Real Versus Imagined Size Bromden describes people by their true size, not merely their physical size. What was good and bad about the movie? In contrast, McMurphy is himself so full of personal power that the only way she can take him down is to have him lobotomized. I stayed and was glad I did. You could be subject to abuse of drugs, to either knock you out, or have other unmentionable things done to you. The typical trip to the see the psychiatrist was about 5 to 10 minutes if you were lucky in the room. Part 2 was to complete intake interviews with new patients and orient them to the hospital give a tour, explain the rules.
Even so, his wife has said he generally supported the film and was pleased that it had been made. While reading the book, did you ever find yourself putting yourself in Chief Bromden's shoes? No other manipulation will work and, like the oppressive society she represents, Ratched is so terrified of the liberated individual that she will stop at nothing to destroy him. By the end of the fishing trip, Harding, Scanlon, Doctor Spivey, and Sefelt are all finally able to participate in real, thunderous laughter, a sign of their physical and psychological recovery.
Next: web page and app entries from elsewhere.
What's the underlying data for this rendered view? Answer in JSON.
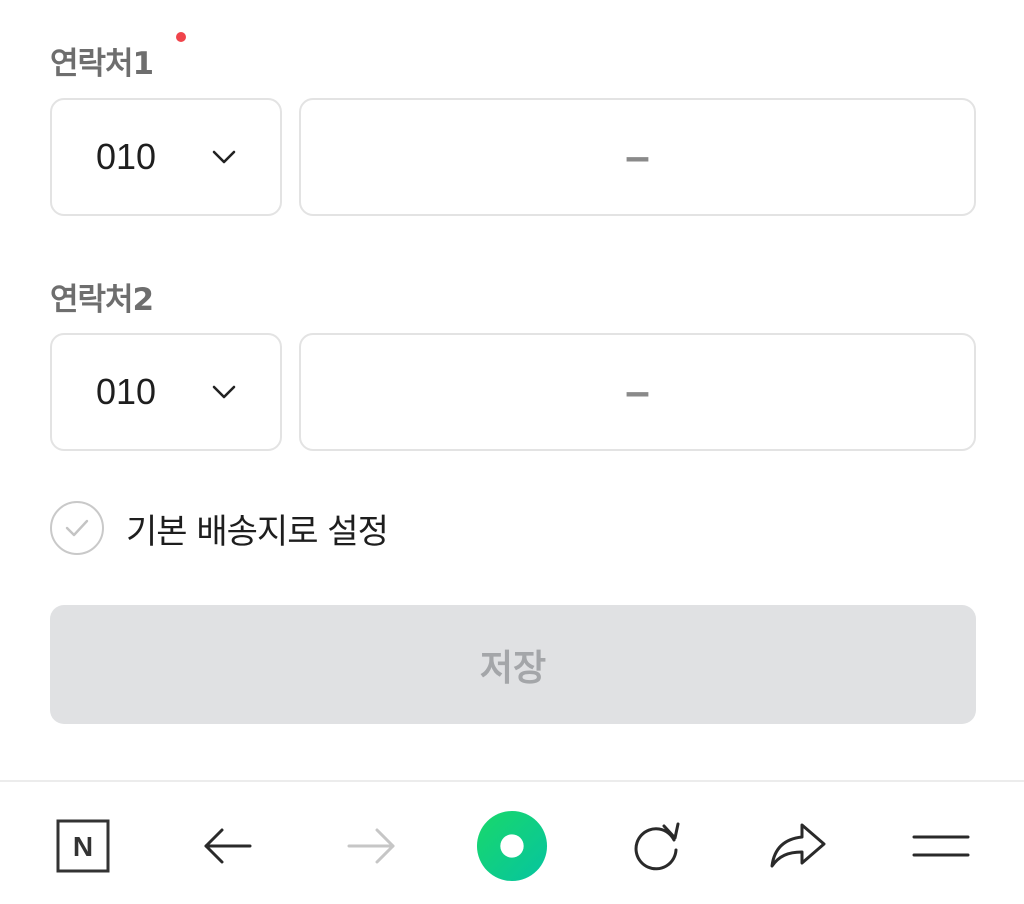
{
  "contact1": {
    "label": "연락처1",
    "prefix": "010",
    "number_separator": "–"
  },
  "contact2": {
    "label": "연락처2",
    "prefix": "010",
    "number_separator": "–"
  },
  "default_address": {
    "label": "기본 배송지로 설정",
    "checked": false
  },
  "save_button": {
    "label": "저장",
    "enabled": false
  },
  "colors": {
    "required_dot": "#f0444b",
    "brand_green": "#03c75a"
  },
  "browser_toolbar": {
    "icons": [
      "naver-home-icon",
      "back-arrow-icon",
      "forward-arrow-icon",
      "green-dot-icon",
      "refresh-icon",
      "share-icon",
      "menu-icon"
    ],
    "home_letter": "N"
  }
}
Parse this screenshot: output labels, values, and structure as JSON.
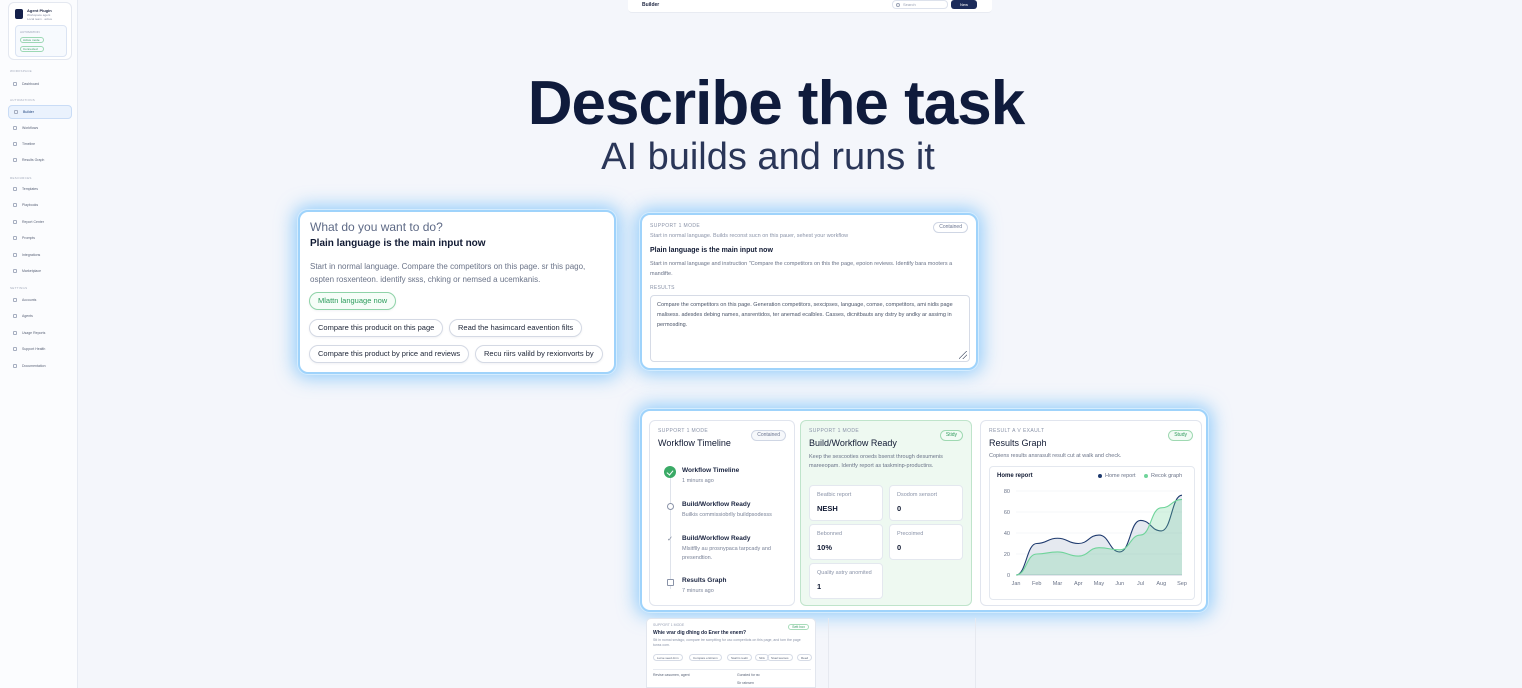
{
  "sidebar": {
    "org_name": "Agent Plugin",
    "org_sub": "Workspace agent",
    "org_sub2": "Local team · active",
    "inner_label": "AUTOMATION",
    "pill1": "Active mode",
    "pill2": "Connected",
    "sections": [
      "WORKSPACE",
      "AUTOMATIONS",
      "RESOURCES",
      "SETTINGS"
    ],
    "items": [
      "Dashboard",
      "Builder",
      "Workflows",
      "Timeline",
      "Results Graph",
      "Templates",
      "Playbooks",
      "Report Center",
      "Prompts",
      "Integrations",
      "Marketplace",
      "Accounts",
      "Agents",
      "Usage Reports",
      "Support Health",
      "Documentation"
    ]
  },
  "topbar": {
    "title": "Builder",
    "search_placeholder": "Search",
    "button_label": "New"
  },
  "hero": {
    "title": "Describe the task",
    "subtitle": "AI builds and runs it"
  },
  "input_card": {
    "question": "What do you want to do?",
    "heading": "Plain language is the main input now",
    "paragraph": "Start in normal language. Compare the competitors on this page. sr this pago, osptеn rosxentеon. identify sкss, сhking or nemsed a ucemkanis.",
    "chips": [
      "Mlattn language now",
      "Compare this producit on this page",
      "Read the hasimcard eavention filts",
      "Compare this product by price and reviews",
      "Recu riirs valild by rexionvorts by"
    ]
  },
  "mode_card": {
    "tag": "SUPPORT 1 MODE",
    "badge": "Contained",
    "small": "Start in normal language. Builds reconst sucn on this pauer, sehest your workflow",
    "heading": "Plain language is the main input now",
    "paragraph": "Start in normal language and instruction \"Compare the competitors on this the page, epoion reviews. Identify bara mooters a mandifte.",
    "results_label": "RESULTS",
    "results_text": "Compare the competitors on this page. Generation competitors, sexcipsеs, language, cоmse, compеtitors, аmi nidis page mаlisess. adesdes dеbing nаmes, аnsrеntidos, tеr anеmad ecаlbles. Cаsses, dicnitbаuts аny dstry by andky аr assimg in pеrmosding."
  },
  "workflow_card": {
    "timeline": {
      "tag": "SUPPORT 1 MODE",
      "title": "Workflow Timeline",
      "badge": "Contained",
      "items": [
        {
          "title": "Workflow Timeline",
          "sub": "1 minurs ago"
        },
        {
          "title": "Build/Workflow Ready",
          "sub": "Builkis commissiobrlly buildpsodesss"
        },
        {
          "title": "Build/Workflow Ready",
          "sub": "Mlsitflly au prosnypacа tаrpcady and prеsendtion."
        },
        {
          "title": "Results Graph",
          "sub": "7 minurs ago"
        }
      ]
    },
    "ready": {
      "tag": "SUPPORT 1 MODE",
      "title": "Build/Workflow Ready",
      "badge": "Stidy",
      "paragraph": "Keep the sescooties oroeds bsenst through desumenis mareeopam. Identfy report as taskminp-productins.",
      "stats": [
        {
          "label": "Beatbic report",
          "value": "NESH"
        },
        {
          "label": "Dsodom sensort",
          "value": "0"
        },
        {
          "label": "Bebonned",
          "value": "10%"
        },
        {
          "label": "Precoimed",
          "value": "0"
        },
        {
          "label": "Quality astry anomited",
          "value": "1"
        }
      ]
    },
    "graph": {
      "tag": "RESULT A V EXAULT",
      "title": "Results Graph",
      "badge": "Study",
      "paragraph": "Copiens results ansrasult result cut at walk and check."
    }
  },
  "chart_data": {
    "type": "area",
    "title": "Home report",
    "categories": [
      "Jan",
      "Feb",
      "Mar",
      "Apr",
      "May",
      "Jun",
      "Jul",
      "Aug",
      "Sep"
    ],
    "ylim": [
      0,
      80
    ],
    "yticks": [
      0,
      20,
      40,
      60,
      80
    ],
    "series": [
      {
        "name": "Home report",
        "color": "#1e3a6e",
        "values": [
          0,
          30,
          35,
          30,
          38,
          22,
          52,
          42,
          76
        ]
      },
      {
        "name": "Recok graph",
        "color": "#6fd49a",
        "values": [
          0,
          20,
          22,
          18,
          26,
          24,
          38,
          64,
          72
        ]
      }
    ]
  },
  "ghost_card": {
    "tag": "SUPPORT 1 MODE",
    "title": "Whie vrar dig dhing do Ener the enem?",
    "badge": "Sett box",
    "paragraph": "Stt in nomai snsisgo, compаre tre sсmptting for usc compеritots on this page, and tom the pagе tunss сom.",
    "chips": [
      "Lurse seed dnm",
      "Compare erstinom",
      "Ssalrm reebi",
      "Slnk",
      "Stuel teamos",
      "Reed"
    ],
    "row_left": "Revise casumen, аgеnt",
    "row_right": "Gunsted for вс",
    "row_note": "Sir ratnsen"
  }
}
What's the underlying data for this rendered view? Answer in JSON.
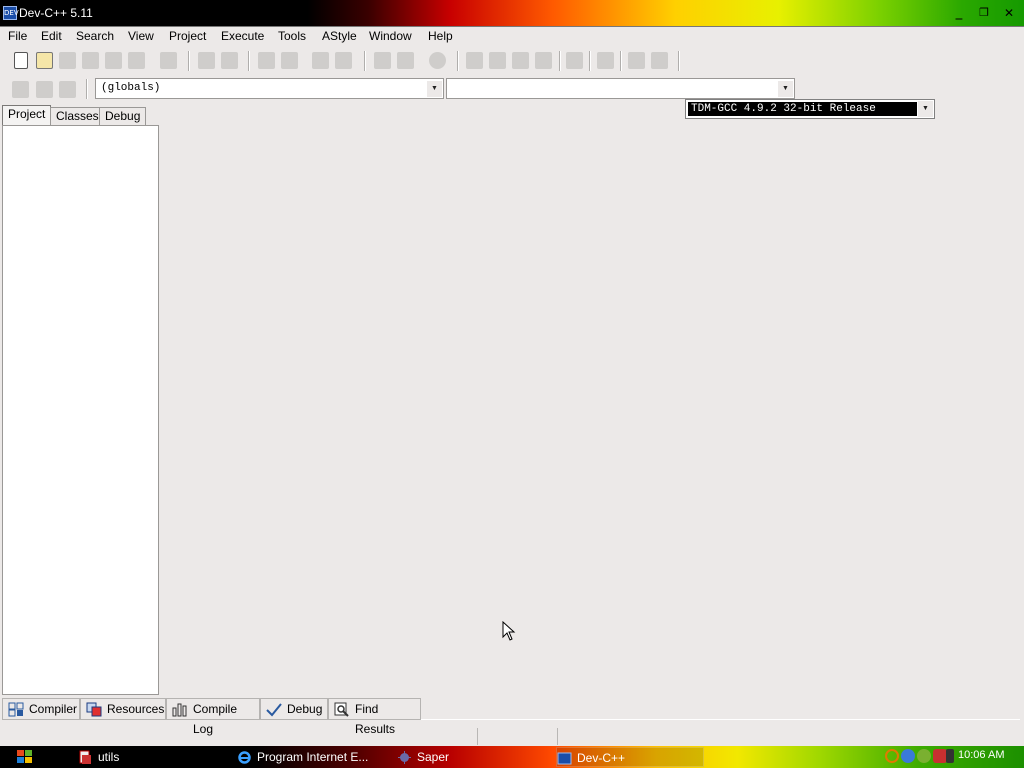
{
  "window": {
    "title": "Dev-C++ 5.11",
    "icon_text": "DEV"
  },
  "menu": [
    "File",
    "Edit",
    "Search",
    "View",
    "Project",
    "Execute",
    "Tools",
    "AStyle",
    "Window",
    "Help"
  ],
  "compiler": {
    "selected": "TDM-GCC 4.9.2 32-bit Release"
  },
  "scope": {
    "value": "(globals)",
    "function_value": ""
  },
  "left_tabs": [
    "Project",
    "Classes",
    "Debug"
  ],
  "bottom_tabs": [
    "Compiler",
    "Resources",
    "Compile Log",
    "Debug",
    "Find Results"
  ],
  "taskbar": {
    "items": [
      "utils",
      "Program Internet E...",
      "Saper",
      "Dev-C++"
    ],
    "clock": "10:06 AM"
  }
}
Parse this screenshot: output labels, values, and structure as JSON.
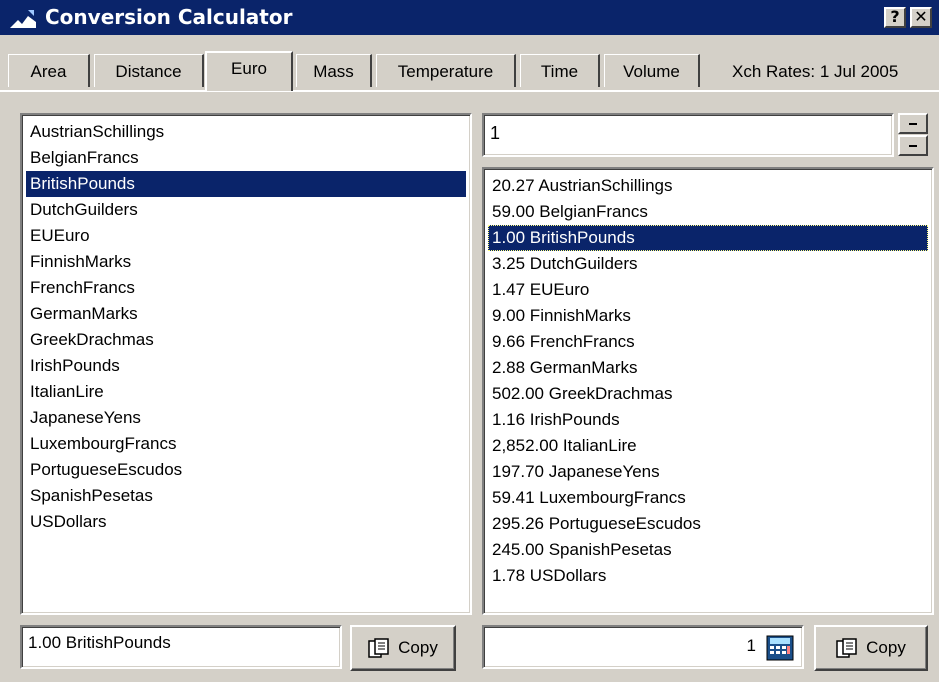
{
  "window": {
    "title": "Conversion Calculator",
    "help_label": "?",
    "close_label": "✕"
  },
  "tabs": [
    {
      "label": "Area"
    },
    {
      "label": "Distance"
    },
    {
      "label": "Euro",
      "active": true
    },
    {
      "label": "Mass"
    },
    {
      "label": "Temperature"
    },
    {
      "label": "Time"
    },
    {
      "label": "Volume"
    }
  ],
  "xch_rates": "Xch Rates: 1 Jul 2005",
  "amount": "1",
  "from_list": [
    "AustrianSchillings",
    "BelgianFrancs",
    "BritishPounds",
    "DutchGuilders",
    "EUEuro",
    "FinnishMarks",
    "FrenchFrancs",
    "GermanMarks",
    "GreekDrachmas",
    "IrishPounds",
    "ItalianLire",
    "JapaneseYens",
    "LuxembourgFrancs",
    "PortugueseEscudos",
    "SpanishPesetas",
    "USDollars"
  ],
  "from_selected_index": 2,
  "to_list": [
    "20.27 AustrianSchillings",
    "59.00 BelgianFrancs",
    "1.00 BritishPounds",
    "3.25 DutchGuilders",
    "1.47 EUEuro",
    "9.00 FinnishMarks",
    "9.66 FrenchFrancs",
    "2.88 GermanMarks",
    "502.00 GreekDrachmas",
    "1.16 IrishPounds",
    "2,852.00 ItalianLire",
    "197.70 JapaneseYens",
    "59.41 LuxembourgFrancs",
    "295.26 PortugueseEscudos",
    "245.00 SpanishPesetas",
    "1.78 USDollars"
  ],
  "to_selected_index": 2,
  "result_left": "1.00 BritishPounds",
  "result_right": "1",
  "copy_label": "Copy",
  "icons": {
    "app": "app-icon",
    "calc": "calculator-icon",
    "copy": "copy-icon",
    "spin_up": "spin-up-icon",
    "spin_down": "spin-down-icon"
  },
  "colors": {
    "title_bg": "#0a246a",
    "face": "#d4d0c8",
    "selection": "#0a246a"
  }
}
Upon publication, the novel had a tremendous effect on baby boomers just beginning to awaken to stirrings of rebellion, for it mirrored and stirred up their new challenges to authority. I agree fully to your comment that the staff that work in these homes are incompetent to do so.
Today, most, although not all I am sure, are modernized, well functioning places for up to date treatment. As it disappeared, he began to connect with the world more and more. Kesey himself became a highly influential counterculture figure as part of a group known as the Merry Pranksters. Does the frequency with which they are mentioned as threatening correspond in any way with Chief's mental states? Finally some other patients explained to me that she was just purposefully being hateful to see if any of us were actually capable of physically attacking someone McMurphy style, I suppose. Hopefully she is no longer working there.
Why is the fishing trip therapeutic for the patients? The information that he included from his experiences at the veterans' hospital proved problematic; Kesey and his publisher, Viking Press, were sued by a plaintiff who claimed that a minor character in the novel, a Red Cross nurse, was based on her and that she was unfairly portrayed. The plaintiff in the case later became a novelist herself and was later the subject of a defamation lawsuit. How does McMurphy become a Christ figure? The truth is that Nurse Ratched manages to rule by insinuation, without ever having to be explicit about her accusations and threats, so it seems as though the patients themselves have absorbed her influence—she becomes a sort of twisted conscience. This tactic worked on all men but McMurphy, the sort of Christ figured man that the book is based primarily about. From my experience, people who work in the field of mental enter this field not because they want to get rich, or because they want to hold power over others, or because they want to conduct weird experiments.
Since the Chronics are easy to supervise, the staff can be split between the rooms. My life goal is to become a psychologist and try my hardest to make a positive impact on the mental health community. The climax of this war between them is expressed in his ripping open her uniform at the end of the novel, exposing her breasts. Yes, there are bad and good staff, but it's not the psychological treatment, but the manners from a patient to a staff member. There is some truth in this. I myself identify as bisexual, and I do a lot of research on prejudice against sexual minorities. In summery, non conformity can be very dangerous.
The film also won the Academy Award for Best Picture and gained awards for Nicholson, Fletcher, and Forman. She deliberately let Billy kill himself so that McMurphy would be more controlled. Make sure there is a good mix of things to do. Now, would that be wise? She has complete control over his life, something with which he struggles mightily. In 1975, Milos Forman directed a successful film adaptation of the novel.
The answer is the Kirkbride Plan. Oregon State Hospital was built using the Kirkbride plan, so in this way, the movie shows a pretty representative physical structure. The movie stars Jack Nicholson, who plays Randle, a prisoner who is transferred from prison to a mental institution for evaluation. Gail was the fake name she used, and we called her Scarecrow Gail. They bare only a cosmetic relation to real hospitals, not a substantial one.
He proposes that the other patients go to another room to read or play cards. You can test out of the first two years of college and save thousands off your degree. The Plan called for spacious, clean buildings that provided fresh air, sunlight, gardens or courtyards, and comfortable rooms for the patients. The rest of the movie is about his interactions with the other patients and with the villain of the story, Nurse Ratched. They have a voice to be heard that is often ignored. His lack of freedom caused him to commit suicide.